- report difficulty advancing in careers in the military, education, and the public sector. It's not accurate to paint the Orthodox Church as antiSemitic, but it is so virulently pro-Orthodox that the distinction is often lost. ¶14. (C) As is the norm in the EU, Greece has a modern education system that accepts pluralism and open intellectual exchange. Universities do, however, serve as recruiting centers (and worse) for anarchists. As a result of the 1973 student uprising against the military junta ruling Greece, Greece passed a law prohibiting police on university campuses. As recently as May 2005, anarchists took hostages at the Athens Polytechnic University and held them for more than eight hours as a protest against the presence on campus of armed bodyguards who had accompanied two Members of Parliament to the university for a book presentation (the 2 MPs, both former Cabinet Ministers, were among the hostages). Prior to the actual standoff, anarchists detected that police assigned to protect 2 MPs attending the event) were on campus in violation of government regulations. The anarchists proceeded to attack the police and one policeman shot an attacker in the leg, in an effort to protect himself. The standoff ended peacefully, but the university academic board published a condemnation of the "police action" and called on Greeks to protest against the government. There was very little negative press that condemned the violence of the anarchists. ¶15. (U) As part of Greece's effort to join the International Task Force on Holocaust Education, the Greek Ministry of Education and Religious Affairs has requested Post's assistance in re-

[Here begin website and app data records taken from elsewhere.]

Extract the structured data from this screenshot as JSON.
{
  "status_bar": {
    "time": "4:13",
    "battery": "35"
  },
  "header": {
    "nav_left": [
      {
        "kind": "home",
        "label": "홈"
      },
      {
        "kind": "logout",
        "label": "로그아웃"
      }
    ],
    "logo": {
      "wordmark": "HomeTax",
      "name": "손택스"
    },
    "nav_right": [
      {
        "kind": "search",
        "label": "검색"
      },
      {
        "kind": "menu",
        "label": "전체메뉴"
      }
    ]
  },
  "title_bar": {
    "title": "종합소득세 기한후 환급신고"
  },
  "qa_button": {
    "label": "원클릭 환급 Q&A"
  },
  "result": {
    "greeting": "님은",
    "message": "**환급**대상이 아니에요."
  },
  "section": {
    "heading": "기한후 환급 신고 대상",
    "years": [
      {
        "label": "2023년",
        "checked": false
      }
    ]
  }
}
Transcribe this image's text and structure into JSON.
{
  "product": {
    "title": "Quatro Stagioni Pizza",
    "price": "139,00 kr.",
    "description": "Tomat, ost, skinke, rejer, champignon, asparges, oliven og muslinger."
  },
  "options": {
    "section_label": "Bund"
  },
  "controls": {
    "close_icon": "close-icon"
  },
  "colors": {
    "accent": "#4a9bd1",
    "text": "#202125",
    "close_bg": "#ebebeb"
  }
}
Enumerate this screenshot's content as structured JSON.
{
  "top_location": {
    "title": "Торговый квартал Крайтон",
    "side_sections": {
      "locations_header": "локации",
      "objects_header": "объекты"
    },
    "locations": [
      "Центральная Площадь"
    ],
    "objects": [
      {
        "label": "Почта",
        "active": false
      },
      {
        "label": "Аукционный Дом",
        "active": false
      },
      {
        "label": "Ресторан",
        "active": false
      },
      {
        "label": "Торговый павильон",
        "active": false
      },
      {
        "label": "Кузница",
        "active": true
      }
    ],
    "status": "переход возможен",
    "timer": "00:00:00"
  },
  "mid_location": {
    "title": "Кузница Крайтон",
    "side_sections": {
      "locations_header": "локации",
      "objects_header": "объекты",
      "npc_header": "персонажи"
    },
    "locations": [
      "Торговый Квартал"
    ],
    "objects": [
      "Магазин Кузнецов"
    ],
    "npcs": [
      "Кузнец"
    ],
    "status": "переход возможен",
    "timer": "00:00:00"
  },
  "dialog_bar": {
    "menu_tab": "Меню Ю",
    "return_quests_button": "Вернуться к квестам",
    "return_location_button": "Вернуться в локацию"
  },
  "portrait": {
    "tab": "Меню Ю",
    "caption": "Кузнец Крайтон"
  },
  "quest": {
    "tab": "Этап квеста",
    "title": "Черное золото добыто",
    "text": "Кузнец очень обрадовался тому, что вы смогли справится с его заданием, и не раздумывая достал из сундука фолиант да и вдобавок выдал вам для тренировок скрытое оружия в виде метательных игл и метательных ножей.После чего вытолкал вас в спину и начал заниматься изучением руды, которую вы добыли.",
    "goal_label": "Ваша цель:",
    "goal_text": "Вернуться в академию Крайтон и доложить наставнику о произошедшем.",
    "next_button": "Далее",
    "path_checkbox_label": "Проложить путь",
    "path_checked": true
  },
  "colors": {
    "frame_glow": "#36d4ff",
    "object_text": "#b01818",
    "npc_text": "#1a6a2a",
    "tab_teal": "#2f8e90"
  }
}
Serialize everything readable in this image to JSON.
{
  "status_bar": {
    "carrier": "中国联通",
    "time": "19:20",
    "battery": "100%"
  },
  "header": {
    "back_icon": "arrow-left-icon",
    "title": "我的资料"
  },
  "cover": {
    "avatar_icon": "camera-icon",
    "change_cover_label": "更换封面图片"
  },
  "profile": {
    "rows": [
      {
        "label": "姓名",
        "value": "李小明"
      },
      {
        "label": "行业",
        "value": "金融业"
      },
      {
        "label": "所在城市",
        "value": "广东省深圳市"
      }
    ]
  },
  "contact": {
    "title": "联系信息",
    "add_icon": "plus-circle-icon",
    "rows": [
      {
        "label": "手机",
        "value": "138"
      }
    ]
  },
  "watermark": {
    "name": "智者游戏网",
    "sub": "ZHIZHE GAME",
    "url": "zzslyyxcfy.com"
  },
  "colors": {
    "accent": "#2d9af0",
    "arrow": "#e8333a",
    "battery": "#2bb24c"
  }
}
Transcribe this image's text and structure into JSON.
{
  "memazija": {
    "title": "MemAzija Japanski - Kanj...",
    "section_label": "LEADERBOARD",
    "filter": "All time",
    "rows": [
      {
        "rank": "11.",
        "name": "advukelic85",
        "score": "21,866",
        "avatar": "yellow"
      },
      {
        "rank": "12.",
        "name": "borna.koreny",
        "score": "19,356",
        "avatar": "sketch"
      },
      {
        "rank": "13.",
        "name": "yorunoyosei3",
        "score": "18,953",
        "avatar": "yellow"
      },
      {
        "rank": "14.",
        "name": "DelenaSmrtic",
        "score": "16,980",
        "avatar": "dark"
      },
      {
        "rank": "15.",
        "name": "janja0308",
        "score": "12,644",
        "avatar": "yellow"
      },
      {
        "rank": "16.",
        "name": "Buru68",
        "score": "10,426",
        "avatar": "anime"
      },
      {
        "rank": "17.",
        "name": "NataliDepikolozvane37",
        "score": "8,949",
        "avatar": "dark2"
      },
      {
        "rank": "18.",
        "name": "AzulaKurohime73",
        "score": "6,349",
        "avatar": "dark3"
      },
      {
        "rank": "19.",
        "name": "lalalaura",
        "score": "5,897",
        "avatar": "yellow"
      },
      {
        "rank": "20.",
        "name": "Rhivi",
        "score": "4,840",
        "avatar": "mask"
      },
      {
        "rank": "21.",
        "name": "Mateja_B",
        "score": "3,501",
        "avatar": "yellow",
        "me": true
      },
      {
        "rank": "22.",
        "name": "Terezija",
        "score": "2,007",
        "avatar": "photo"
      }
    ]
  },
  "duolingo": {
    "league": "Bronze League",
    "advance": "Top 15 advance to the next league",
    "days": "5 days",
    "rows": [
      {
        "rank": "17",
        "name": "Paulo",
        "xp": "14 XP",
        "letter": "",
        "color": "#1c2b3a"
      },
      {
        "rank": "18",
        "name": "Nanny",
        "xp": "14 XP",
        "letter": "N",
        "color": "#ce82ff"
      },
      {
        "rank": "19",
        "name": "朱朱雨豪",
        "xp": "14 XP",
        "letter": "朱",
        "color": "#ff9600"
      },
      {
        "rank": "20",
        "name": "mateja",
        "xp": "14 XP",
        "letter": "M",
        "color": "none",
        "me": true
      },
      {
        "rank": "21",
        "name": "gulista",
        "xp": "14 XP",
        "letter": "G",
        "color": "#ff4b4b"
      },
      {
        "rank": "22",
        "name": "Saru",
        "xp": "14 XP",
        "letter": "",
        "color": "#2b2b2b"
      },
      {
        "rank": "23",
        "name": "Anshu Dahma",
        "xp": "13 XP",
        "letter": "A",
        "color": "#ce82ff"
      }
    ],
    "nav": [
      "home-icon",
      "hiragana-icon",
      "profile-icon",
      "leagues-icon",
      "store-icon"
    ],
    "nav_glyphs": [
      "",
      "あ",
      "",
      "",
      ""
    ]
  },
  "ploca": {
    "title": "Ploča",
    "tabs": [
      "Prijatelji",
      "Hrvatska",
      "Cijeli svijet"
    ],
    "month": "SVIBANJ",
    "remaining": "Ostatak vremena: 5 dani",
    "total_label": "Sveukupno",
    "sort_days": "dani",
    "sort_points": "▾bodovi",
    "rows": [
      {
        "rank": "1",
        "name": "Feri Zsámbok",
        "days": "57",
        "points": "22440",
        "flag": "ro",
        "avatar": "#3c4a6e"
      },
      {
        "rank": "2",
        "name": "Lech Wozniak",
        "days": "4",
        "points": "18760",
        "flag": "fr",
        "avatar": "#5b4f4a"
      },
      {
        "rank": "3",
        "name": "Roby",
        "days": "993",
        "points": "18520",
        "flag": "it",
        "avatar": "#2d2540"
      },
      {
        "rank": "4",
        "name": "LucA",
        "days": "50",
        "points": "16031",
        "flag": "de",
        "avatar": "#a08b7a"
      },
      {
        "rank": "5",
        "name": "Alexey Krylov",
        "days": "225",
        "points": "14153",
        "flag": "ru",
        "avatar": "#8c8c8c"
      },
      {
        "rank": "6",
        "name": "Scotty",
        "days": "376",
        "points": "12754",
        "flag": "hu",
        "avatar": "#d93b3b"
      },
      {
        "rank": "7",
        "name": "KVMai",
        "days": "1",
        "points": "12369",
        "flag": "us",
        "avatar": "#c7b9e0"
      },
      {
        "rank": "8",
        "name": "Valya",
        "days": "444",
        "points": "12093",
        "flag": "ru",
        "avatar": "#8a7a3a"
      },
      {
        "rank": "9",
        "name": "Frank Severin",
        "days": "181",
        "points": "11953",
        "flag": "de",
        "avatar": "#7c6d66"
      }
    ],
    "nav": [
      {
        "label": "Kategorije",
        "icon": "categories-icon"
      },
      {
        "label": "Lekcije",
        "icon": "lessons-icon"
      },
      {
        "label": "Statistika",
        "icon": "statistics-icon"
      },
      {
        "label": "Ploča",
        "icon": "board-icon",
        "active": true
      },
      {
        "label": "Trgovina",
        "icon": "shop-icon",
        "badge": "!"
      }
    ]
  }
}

designing its curricula to update teaching of the Holocaust. ¶16. (U) Public (State) education is readily accessible, particularly for women and girls. Minority education is fully funded by the State, which funds madrassas where there are significant Muslim communities. In recent years, these madrassas have been opened to girls (who are required to wear headscarves). COUNTRYMAN (Edited and reading.) reformatted by Andres for ease of